Apple CEO Tim Cook released a letter yesterday, revising guidance for the company’s Q1 fiscal results. Apple had previously told investors they could expect revenue of $89 billion to $93 billion in its first quarter. However, the letter stated a new estimate of just $84 billion, 7.6% lower than anticipated.
The note also listed a variety of reasons for the decreased revenue, including lower than expected results in emerging markets.
“While we anticipated some challenges in key emerging markets, we did not foresee the magnitude of the economic deceleration, particularly in Greater China,” Cook says in the letter. “In fact, most of our revenue shortfall to our guidance, and over 100 percent of our year-over-year worldwide revenue decline, occurred in Greater China across iPhone, Mac and iPad.”
Other reasons could also be weaker-than-anticipated iPhone upgrades, a strong US dollar, and iPhone battery-replacement program. The complete set of reasons is discussed here.
While there were fewer iPhone upgrades than normal, the non-phone categories (such as the Mac, Apple Watch, and iPad) grew 19%. However, since smartphone sales have been an integral part of the company’s revenue, the slowing down sales would greatly affect Apple’s bottom line.
Cook does point out that Apple has seen other difficult financial times before and served them. “As we exit a challenging quarter, we are as confident as ever in the fundamental strength of our business. We manage Apple for the long term, and Apple has always used periods of adversity to re-examine our approach, to take advantage of our culture of flexibility, adaptability and creativity, and to emerge better as a result.”

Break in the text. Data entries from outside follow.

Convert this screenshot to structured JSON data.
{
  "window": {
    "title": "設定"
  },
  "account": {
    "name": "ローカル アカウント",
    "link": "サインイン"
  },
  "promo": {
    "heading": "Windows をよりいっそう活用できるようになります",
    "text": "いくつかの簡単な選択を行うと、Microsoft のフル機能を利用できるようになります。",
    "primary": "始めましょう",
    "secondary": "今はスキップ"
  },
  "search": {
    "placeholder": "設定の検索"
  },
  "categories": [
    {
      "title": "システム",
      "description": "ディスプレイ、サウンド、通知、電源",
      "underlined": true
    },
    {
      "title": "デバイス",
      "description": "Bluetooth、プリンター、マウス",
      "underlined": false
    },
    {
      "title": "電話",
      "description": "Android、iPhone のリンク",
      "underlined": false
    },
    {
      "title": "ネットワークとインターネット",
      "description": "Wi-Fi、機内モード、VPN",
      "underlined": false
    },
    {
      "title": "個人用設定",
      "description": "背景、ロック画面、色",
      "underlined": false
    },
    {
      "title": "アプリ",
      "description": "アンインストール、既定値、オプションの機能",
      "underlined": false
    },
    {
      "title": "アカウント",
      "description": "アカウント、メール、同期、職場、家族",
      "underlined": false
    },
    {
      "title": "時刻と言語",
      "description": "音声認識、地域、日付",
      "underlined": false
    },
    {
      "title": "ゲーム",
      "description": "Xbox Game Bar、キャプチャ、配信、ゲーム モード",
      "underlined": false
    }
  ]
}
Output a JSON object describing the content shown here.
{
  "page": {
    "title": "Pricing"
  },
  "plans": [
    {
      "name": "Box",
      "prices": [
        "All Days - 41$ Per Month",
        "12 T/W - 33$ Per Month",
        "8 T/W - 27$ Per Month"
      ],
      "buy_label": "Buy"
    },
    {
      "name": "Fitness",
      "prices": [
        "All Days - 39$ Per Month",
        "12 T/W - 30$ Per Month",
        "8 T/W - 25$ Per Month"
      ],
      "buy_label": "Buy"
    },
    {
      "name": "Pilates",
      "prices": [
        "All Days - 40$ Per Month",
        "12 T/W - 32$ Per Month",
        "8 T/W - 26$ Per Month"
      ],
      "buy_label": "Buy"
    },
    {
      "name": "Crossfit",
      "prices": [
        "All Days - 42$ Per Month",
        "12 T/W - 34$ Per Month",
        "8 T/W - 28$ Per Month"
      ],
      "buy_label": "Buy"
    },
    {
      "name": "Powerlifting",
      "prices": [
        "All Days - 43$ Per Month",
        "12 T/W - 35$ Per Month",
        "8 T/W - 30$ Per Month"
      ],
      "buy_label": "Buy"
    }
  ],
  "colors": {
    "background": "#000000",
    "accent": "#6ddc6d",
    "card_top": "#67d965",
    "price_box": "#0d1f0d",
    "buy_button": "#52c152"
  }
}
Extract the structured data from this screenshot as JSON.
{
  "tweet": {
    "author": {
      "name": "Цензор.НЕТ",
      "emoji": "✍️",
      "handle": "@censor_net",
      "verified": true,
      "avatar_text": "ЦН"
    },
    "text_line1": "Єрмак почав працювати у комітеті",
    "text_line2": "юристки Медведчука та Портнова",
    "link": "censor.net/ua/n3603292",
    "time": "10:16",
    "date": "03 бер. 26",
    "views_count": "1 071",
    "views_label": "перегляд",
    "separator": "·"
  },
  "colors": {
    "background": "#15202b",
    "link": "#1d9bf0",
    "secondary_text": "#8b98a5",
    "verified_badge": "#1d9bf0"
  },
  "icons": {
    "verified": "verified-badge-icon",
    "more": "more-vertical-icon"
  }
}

Analyst Patrick Moorhead says that this downturn is no reason to panic. “The company is growing its services and ‘other’ categories, just not enough to drive overall revenue growth,” he told TechCrunch. “I am not concerned for the company, but it’s likely investors will not see the company value it was at until it can see a likely path to double-digit revenue growth.”
As of this morning, US stocks were down and the Dow declined nearly 2.5%.